Joan was connected to Ms. Courtemanche by another NF patient, Massachusetts General Hospital staff member, Porter Colley (b.1926-d. 2014) during a medical appointment for her son. You may have seen Ms. Colley’s incredible story featured in a Ripley’s Believe it or Not episode aired in 2002. Joan’s son, Ken Rudd, has followed the volunteer path that his mother paved for him and now serves as a member of the Board of Directors.

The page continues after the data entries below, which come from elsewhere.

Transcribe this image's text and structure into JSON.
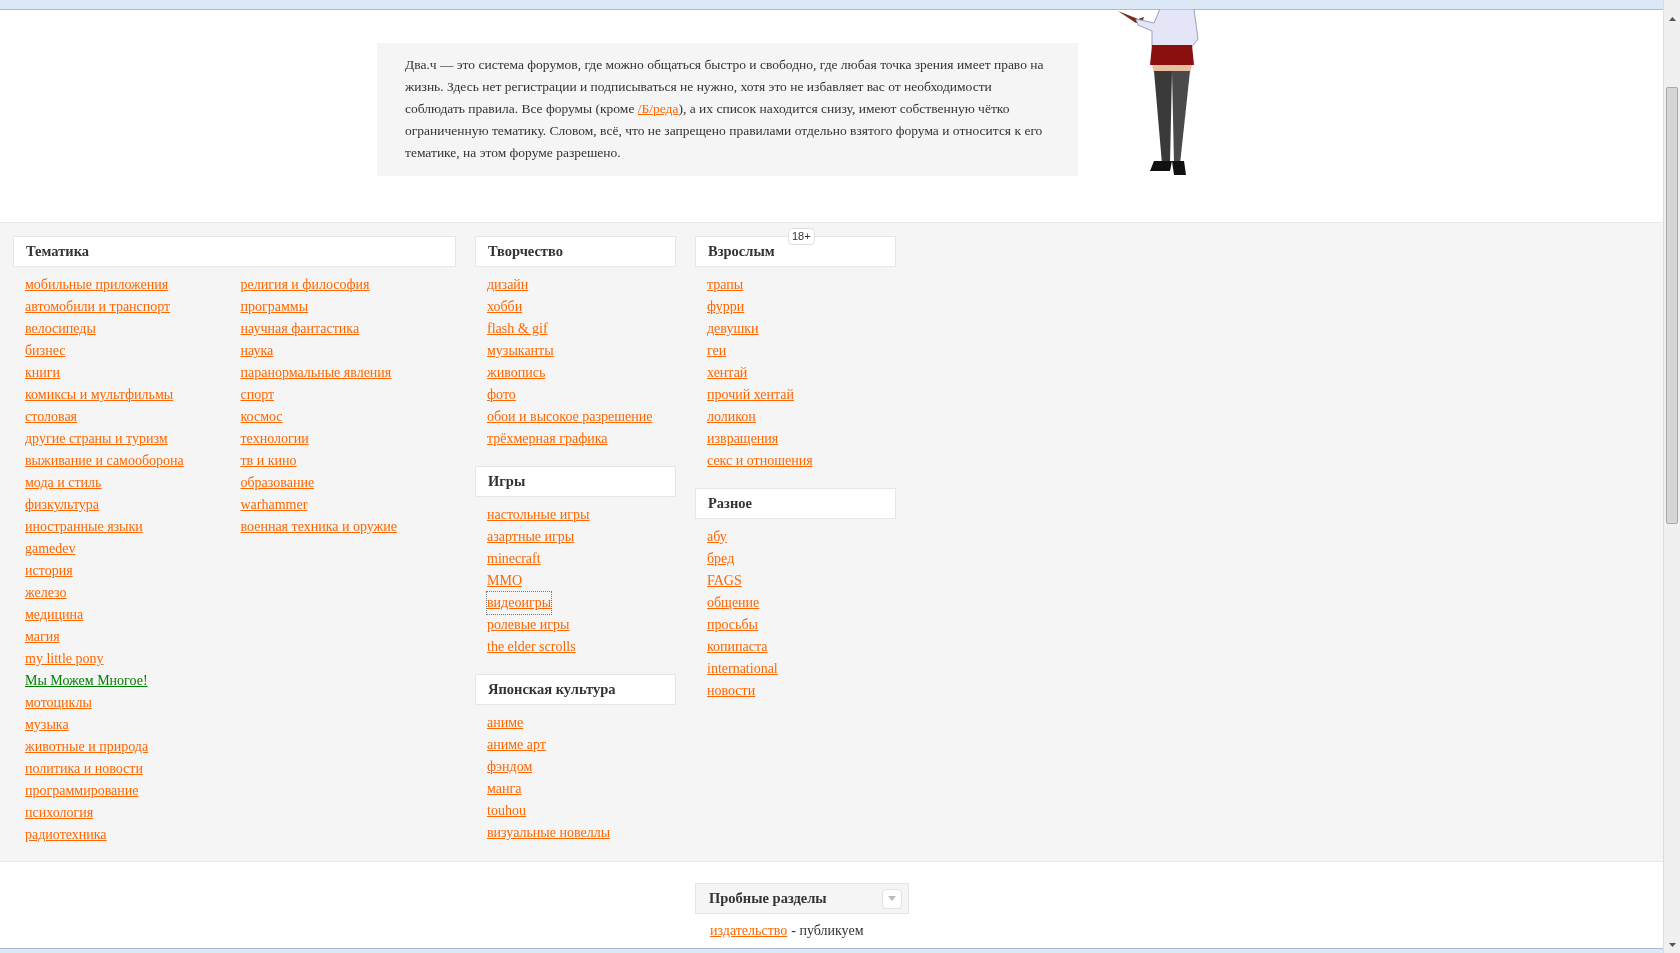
{
  "intro": {
    "before": "Два.ч — это система форумов, где можно общаться быстро и свободно, где любая точка зрения имеет право на жизнь. Здесь нет регистрации и подписываться не нужно, хотя это не избавляет вас от необходимости соблюдать правила. Все форумы (кроме ",
    "link": "/Б/реда",
    "after": "), а их список находится снизу, имеют собственную чётко ограниченную тематику. Словом, всё, что не запрещено правилами отдельно взятого форума и относится к его тематике, на этом форуме разрешено."
  },
  "columns": [
    {
      "sections": [
        {
          "title": "Тематика",
          "link_columns": [
            [
              {
                "label": "мобильные приложения"
              },
              {
                "label": "автомобили и транспорт"
              },
              {
                "label": "велосипеды"
              },
              {
                "label": "бизнес"
              },
              {
                "label": "книги"
              },
              {
                "label": "комиксы и мультфильмы"
              },
              {
                "label": "столовая"
              },
              {
                "label": "другие страны и туризм"
              },
              {
                "label": "выживание и самооборона"
              },
              {
                "label": "мода и стиль"
              },
              {
                "label": "физкультура"
              },
              {
                "label": "иностранные языки"
              },
              {
                "label": "gamedev"
              },
              {
                "label": "история"
              },
              {
                "label": "железо"
              },
              {
                "label": "медицина"
              },
              {
                "label": "магия"
              },
              {
                "label": "my little pony"
              },
              {
                "label": "Мы Можем Многое!",
                "color": "#008000"
              },
              {
                "label": "мотоциклы"
              },
              {
                "label": "музыка"
              },
              {
                "label": "животные и природа"
              },
              {
                "label": "политика и новости"
              },
              {
                "label": "программирование"
              },
              {
                "label": "психология"
              },
              {
                "label": "радиотехника"
              }
            ],
            [
              {
                "label": "религия и философия"
              },
              {
                "label": "программы"
              },
              {
                "label": "научная фантастика"
              },
              {
                "label": "наука"
              },
              {
                "label": "паранормальные явления"
              },
              {
                "label": "спорт"
              },
              {
                "label": "космос"
              },
              {
                "label": "технологии"
              },
              {
                "label": "тв и кино"
              },
              {
                "label": "образование"
              },
              {
                "label": "warhammer"
              },
              {
                "label": "военная техника и оружие"
              }
            ]
          ]
        }
      ]
    },
    {
      "sections": [
        {
          "title": "Творчество",
          "link_columns": [
            [
              {
                "label": "дизайн"
              },
              {
                "label": "хобби"
              },
              {
                "label": "flash & gif"
              },
              {
                "label": "музыканты"
              },
              {
                "label": "живопись"
              },
              {
                "label": "фото"
              },
              {
                "label": "обои и высокое разрешение"
              },
              {
                "label": "трёхмерная графика"
              }
            ]
          ]
        },
        {
          "title": "Игры",
          "link_columns": [
            [
              {
                "label": "настольные игры"
              },
              {
                "label": "азартные игры"
              },
              {
                "label": "minecraft"
              },
              {
                "label": "MMO"
              },
              {
                "label": "видеоигры",
                "focused": true
              },
              {
                "label": "ролевые игры"
              },
              {
                "label": "the elder scrolls"
              }
            ]
          ]
        },
        {
          "title": "Японская культура",
          "link_columns": [
            [
              {
                "label": "аниме"
              },
              {
                "label": "аниме арт"
              },
              {
                "label": "фэндом"
              },
              {
                "label": "манга"
              },
              {
                "label": "touhou"
              },
              {
                "label": "визуальные новеллы"
              }
            ]
          ]
        }
      ]
    },
    {
      "sections": [
        {
          "title": "Взрослым",
          "badge": "18+",
          "link_columns": [
            [
              {
                "label": "трапы"
              },
              {
                "label": "фурри"
              },
              {
                "label": "девушки"
              },
              {
                "label": "геи"
              },
              {
                "label": "хентай"
              },
              {
                "label": "прочий хентай"
              },
              {
                "label": "лоликон"
              },
              {
                "label": "извращения"
              },
              {
                "label": "секс и отношения"
              }
            ]
          ]
        },
        {
          "title": "Разное",
          "link_columns": [
            [
              {
                "label": "абу"
              },
              {
                "label": "бред"
              },
              {
                "label": "FAGS"
              },
              {
                "label": "общение"
              },
              {
                "label": "просьбы"
              },
              {
                "label": "копипаста"
              },
              {
                "label": "international"
              },
              {
                "label": "новости"
              }
            ]
          ]
        }
      ]
    }
  ],
  "trial": {
    "title": "Пробные разделы",
    "entries": [
      {
        "link": "издательство",
        "description": "- публикуем"
      }
    ]
  }
}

Between 1981 and 1984, under the Presidency of Joan Engel (Rudd), the Foundation branched out in many directions. A National Board (also made up of volunteers) was established, May NF Awareness Month was initiated, the first NF Walk (Walk-a-thon) took place in Pennsylvania, the first NF Symposium was held and Rita Kasky was named the first Executive Director of the Foundation. Additionally, in 1983, the Orphan Drug Act became law, which would enable people with NF to quickly and easily obtain any treatments that would be found, and legislature was introduced to establish the NF Commission. By the end of her tenure, there were 18 Chapters functioning throughout the country and momentum was building.
Over the next 35 years, we grew and more and more people at many different levels began to recognize neurofibromatosis. Major milestones began to unfold, many of which were either spearheaded or facilitated by Foundation volunteers. Our NF Clinics Network began forming as early as 1984 with the Organizational Conference in Toronto, Canada, attended by Chapter Presidents. The NF Conference was born through volunteer outreach to clinicians and researchers, May Awareness Proclamations expanded, and national fundraising programs were established, The NF Research Program of the Department of Defense was developed, corporate grants were made, the NF genes were discovered (NF1 in1990 and NF2 in 1993) through funding from the Foundation, which largely came as a result of the work of volunteers!
Flash forward to 2018. With many accomplishments under our belt and so much ahead of us in the future of NF research, clinical care and community engagement, we remain ingrained in our roots as a volunteer-driven organization. Our small but mighty staff of about 35 people, under the direction of the fearless and innovative Annette Bakker, President and Chief Scientific Officer, could not do the work that we do if it wasn’t for the hundreds of people who step up for us year after year to donate time, talent and treasure to the cause we all hold so dear. From event day volunteers, those who obtain Proclamations and Shine A Light participation, DIY event organizers, NF Walk Chairs and committees, NF Endurance athletes, I Know a Fighter 5K race committees, to the families who wear our awareness apparel and participate in our events, fundraisers, educators and those who share, comment, and like our social media posts, we are indebted to all that you do to ensure the success of our mission: Drive research, expand knowledge and advance care for the NF community.
The National Neurofibromatosis Foundation began in 1978 with a few dedicated people who often met around someone’s kitchen table and now, 40 years later, endures as an organization fueled by grassroots efforts. National Volunteer Appreciation week only happens once every year, but all year long the Children’s Tumor Foundation celebrates the impact of volunteer service and the commitment it takes to build a strong Foundation from the humble dream of one person to the shared vision of a powerful worldwide community of many.